“What do I remember? Nothing, other than my face was painted, I had a (Jake Plummer) jersey on, and I was sitting there eating nachos,” Kenny said. “That’s about it.”

The combination of food and football became a staple of Kenny’s youth. His family would park a motor home near Packard Stadium before games to tailgate. But this wasn’t your typical brats-on-a-grill tailgate.

No, the Dillingham’s did it up big. Steak. Green chili burritos. Hamburgers. All the sides.

“Elite tailgaters,” Kenny said.

As the smoke from the grills wafted through the parking lot, Kenny, other children and his older brother Kevin would play a game called “Dodge Car.”

It’s exactly as it sounds. As they threw a football around, they’d pretend moving cars were defenders they had to avoid. One time, according to family lore, a defender nearly got ASU’s new coach.

Kenny insisted that’s a joke, that he didn’t almost get run over by a car, but John isn’t quite so sure.
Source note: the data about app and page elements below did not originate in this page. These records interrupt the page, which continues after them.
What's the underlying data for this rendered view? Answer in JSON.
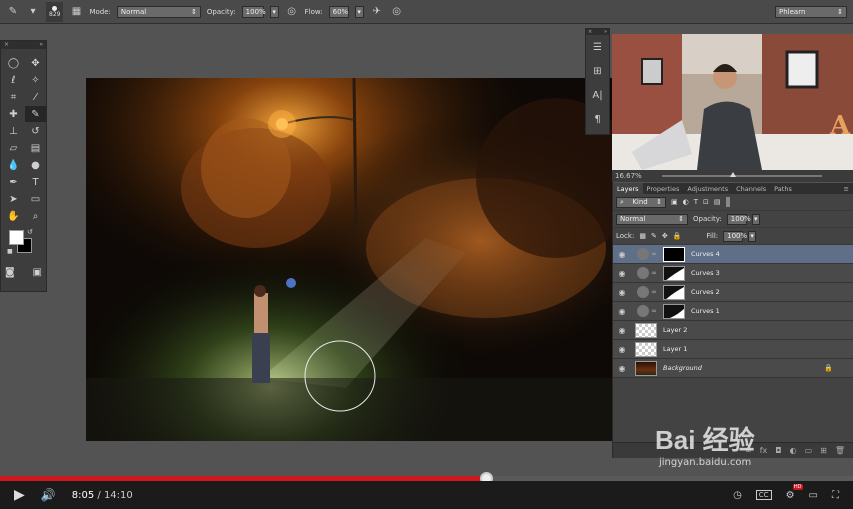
{
  "options_bar": {
    "brush_size": "829",
    "mode_label": "Mode:",
    "mode_value": "Normal",
    "opacity_label": "Opacity:",
    "opacity_value": "100%",
    "flow_label": "Flow:",
    "flow_value": "60%",
    "workspace": "Phlearn"
  },
  "mini_panel": {
    "char_label": "A|",
    "para_label": "¶"
  },
  "zoom_readout": "16.67%",
  "layers_panel": {
    "tabs": [
      "Layers",
      "Properties",
      "Adjustments",
      "Channels",
      "Paths"
    ],
    "filter_kind": "Kind",
    "blend_mode": "Normal",
    "opacity_label": "Opacity:",
    "opacity_value": "100%",
    "lock_label": "Lock:",
    "fill_label": "Fill:",
    "fill_value": "100%",
    "layers": [
      {
        "name": "Curves 4",
        "kind": "curves",
        "mask": "black",
        "selected": true
      },
      {
        "name": "Curves 3",
        "kind": "curves",
        "mask": "curve"
      },
      {
        "name": "Curves 2",
        "kind": "curves",
        "mask": "curve"
      },
      {
        "name": "Curves 1",
        "kind": "curves",
        "mask": "curve"
      },
      {
        "name": "Layer 2",
        "kind": "pixel",
        "thumb": "checker"
      },
      {
        "name": "Layer 1",
        "kind": "pixel",
        "thumb": "checker"
      },
      {
        "name": "Background",
        "kind": "background",
        "thumb": "photo",
        "locked": true
      }
    ]
  },
  "video_player": {
    "current_time": "8:05",
    "separator": " / ",
    "duration": "14:10",
    "progress_fraction": 0.57,
    "hd_badge": "HD"
  },
  "watermark": {
    "brand": "Bai  经验",
    "url": "jingyan.baidu.com"
  }
}
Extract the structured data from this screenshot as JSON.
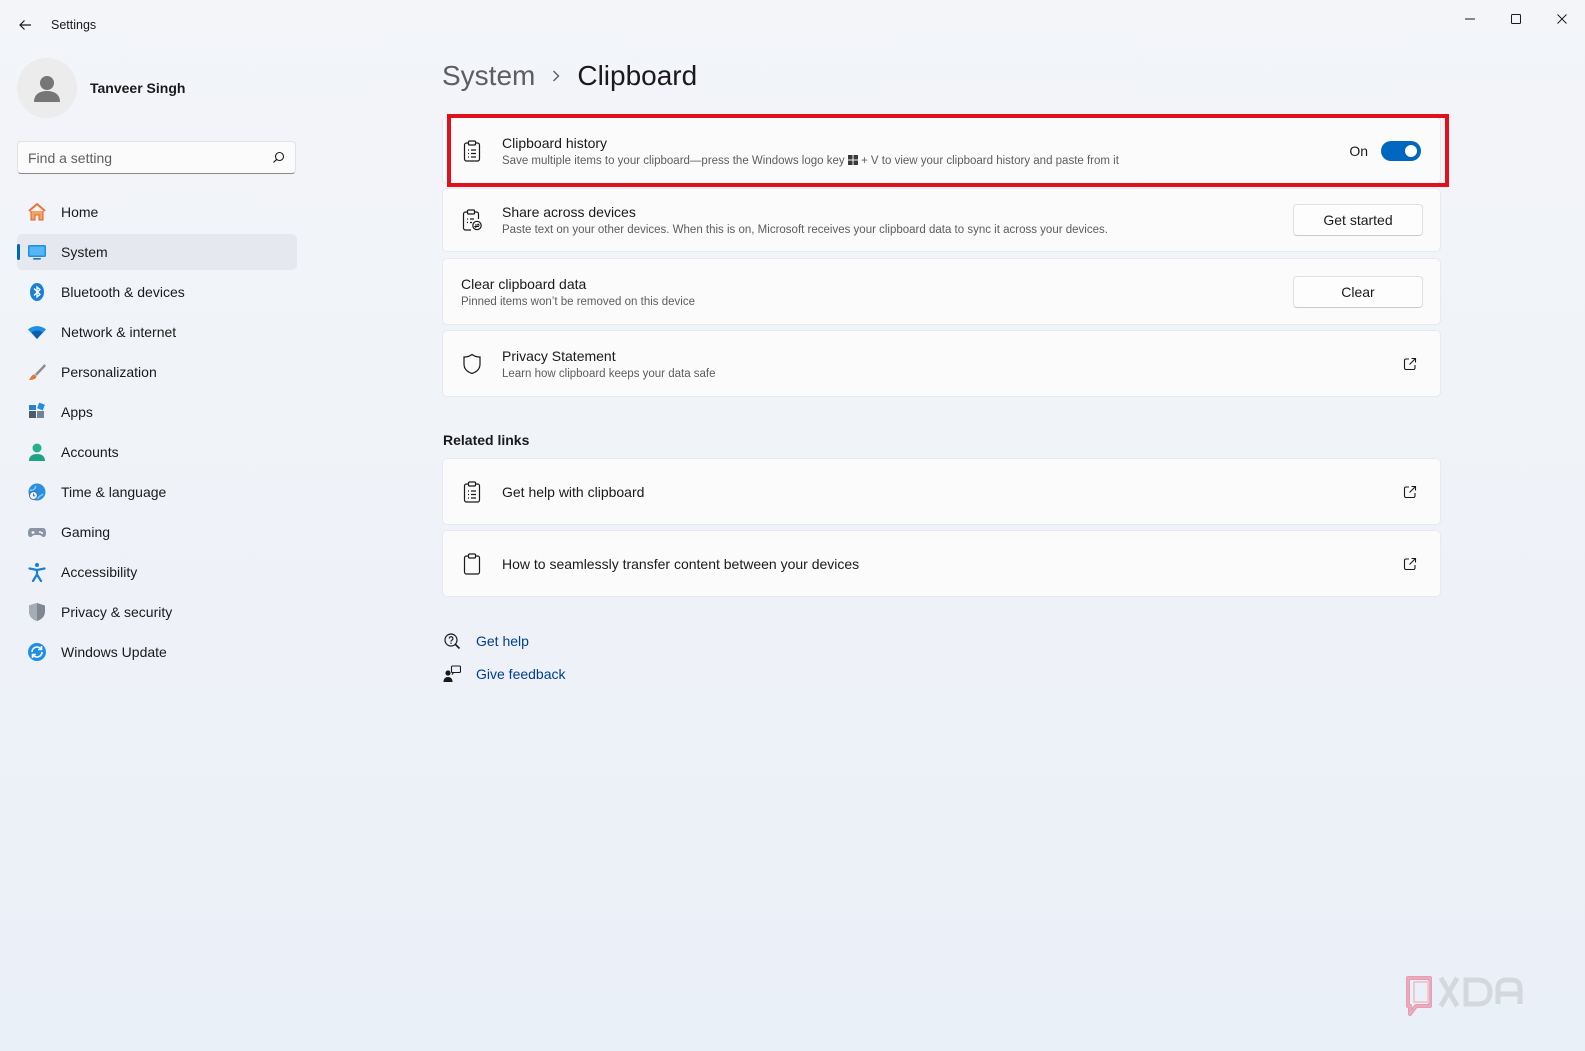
{
  "window": {
    "title": "Settings"
  },
  "profile": {
    "name": "Tanveer Singh"
  },
  "search": {
    "placeholder": "Find a setting"
  },
  "nav": {
    "items": [
      {
        "label": "Home",
        "icon": "home-icon"
      },
      {
        "label": "System",
        "icon": "system-icon",
        "active": true
      },
      {
        "label": "Bluetooth & devices",
        "icon": "bluetooth-icon"
      },
      {
        "label": "Network & internet",
        "icon": "wifi-icon"
      },
      {
        "label": "Personalization",
        "icon": "brush-icon"
      },
      {
        "label": "Apps",
        "icon": "apps-icon"
      },
      {
        "label": "Accounts",
        "icon": "accounts-icon"
      },
      {
        "label": "Time & language",
        "icon": "globe-clock-icon"
      },
      {
        "label": "Gaming",
        "icon": "gamepad-icon"
      },
      {
        "label": "Accessibility",
        "icon": "accessibility-icon"
      },
      {
        "label": "Privacy & security",
        "icon": "shield-icon"
      },
      {
        "label": "Windows Update",
        "icon": "update-icon"
      }
    ]
  },
  "breadcrumb": {
    "parent": "System",
    "current": "Clipboard"
  },
  "settings": {
    "clipboard_history": {
      "title": "Clipboard history",
      "desc_before": "Save multiple items to your clipboard—press the Windows logo key",
      "desc_after": "+ V to view your clipboard history and paste from it",
      "state_label": "On",
      "enabled": true
    },
    "share_across_devices": {
      "title": "Share across devices",
      "desc": "Paste text on your other devices. When this is on, Microsoft receives your clipboard data to sync it across your devices.",
      "button": "Get started"
    },
    "clear_data": {
      "title": "Clear clipboard data",
      "desc": "Pinned items won’t be removed on this device",
      "button": "Clear"
    },
    "privacy": {
      "title": "Privacy Statement",
      "desc": "Learn how clipboard keeps your data safe"
    }
  },
  "related_links": {
    "heading": "Related links",
    "items": [
      {
        "label": "Get help with clipboard"
      },
      {
        "label": "How to seamlessly transfer content between your devices"
      }
    ]
  },
  "help": {
    "get_help": "Get help",
    "give_feedback": "Give feedback"
  },
  "colors": {
    "accent": "#0067c0",
    "highlight_border": "#e0101d",
    "link": "#003e92"
  },
  "watermark": {
    "text": "XDA"
  }
}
“Apparently unbeknownst to me, he almost got hit one time,” John said. “I’m glad he didn’t tell me at the time. I probably would’ve had a little different reaction than I do today.”
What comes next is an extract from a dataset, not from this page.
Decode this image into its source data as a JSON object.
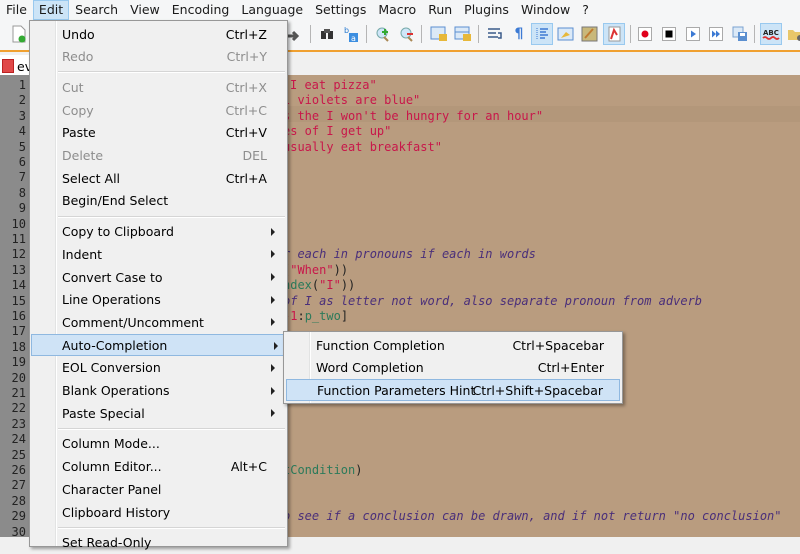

It was much safer for Kenny to sit in his dad’s lap as they watched ASU’s games. At home, John would settle into a lounge chair, Kenny would hop aboard and they’d watch — and learn.

Not just about football. Math, too.

“He (John) would be like, ‘The Sun Devils kick a field goal, the Cardinals score a touchdown and the Suns make a free throw. How many points do Arizona teams have?’” Kenny recalled. “And I’d be like, ‘Three plus six plus one is 10.’ That was literally how I learned math.”

Kenny’s wife, Bri, is constantly amazed at how quickly Kenny can process numbers.

“You listen to him walk through how his brain his working and you’re like, ‘I don’t get how that adds up,’” she said. “He can do crazy math. Crazy.”

Kenny met Bri when he was a senior at Scottsdale Chaparral High School and she was a junior. Soon after they both enrolled at ASU, Bri, who was a member of ASU’s varsity dance team, understood the very specific aspiration of her soon-to-be-husband.

“Literally, from day one,” Bri said. “I don’t even think he was an assistant yet and he would talk to me about it. To have the opportunity to do it now is absolutely unreal.”

Talk to Dillingham about ASU and the words come rushing out. They are the words of a young man who truly believes what he is saying.

“There’s always going to be the other professional sports in town that people get behind, and they should,” he said. “But I think college sports is unique. There’s a different level of passion behind college sports that everybody wants to feel.

“I think that if we, as a city, we as a metropolitan area, get behind this place, we can all reap the benefits of what that feels like. Because it does feel different here. It does feel special.”

There’s just one thing Dillingham got wrong about his dream: the timing.

“I told people I thought I was going be the head coach when I was 30,” Dillingham said with a smile. “I'm two years late.”

Brash. Confident. Passionate. They all accurately describe Dillingham.

So does this:

He’s home.

Top photo of head ASU football coach Kenny Dillingham courtesy Sun Devil Athletics

More Sun Devil community

 

Portrait of Graham Rossini

Q&A: Rossini on the opportunities, challenges ahead as ASU's new athletic director

Graham Rossini opened a drawer in his office and pulled out a rookie baseball card of Atlanta Braves outfielder Mike Kelly. Rossini bought the card when he was 11 years old and a Braves fan growing…

The ASU women's volleyball team is seen from behind as they stand on the court for the national anthem

Sun Devil Athletics by the numbers: A look back at the 2023–24 season

With the 2024–25 season — and Arizona State University's entrance to the Big 12 — right around the corner, here's a quick look back at Sun Devils' top moments during the 2023–24 season. In addition…

Old Main building

9 winners of prestigious Flinn Scholarship choose ASU

Nine Flinn Scholars, winners of the state’s most prestigious scholarship, have chosen to become Arizona State University Sun Devils for fall 2024. The nine first-year students, among 20 Flinn…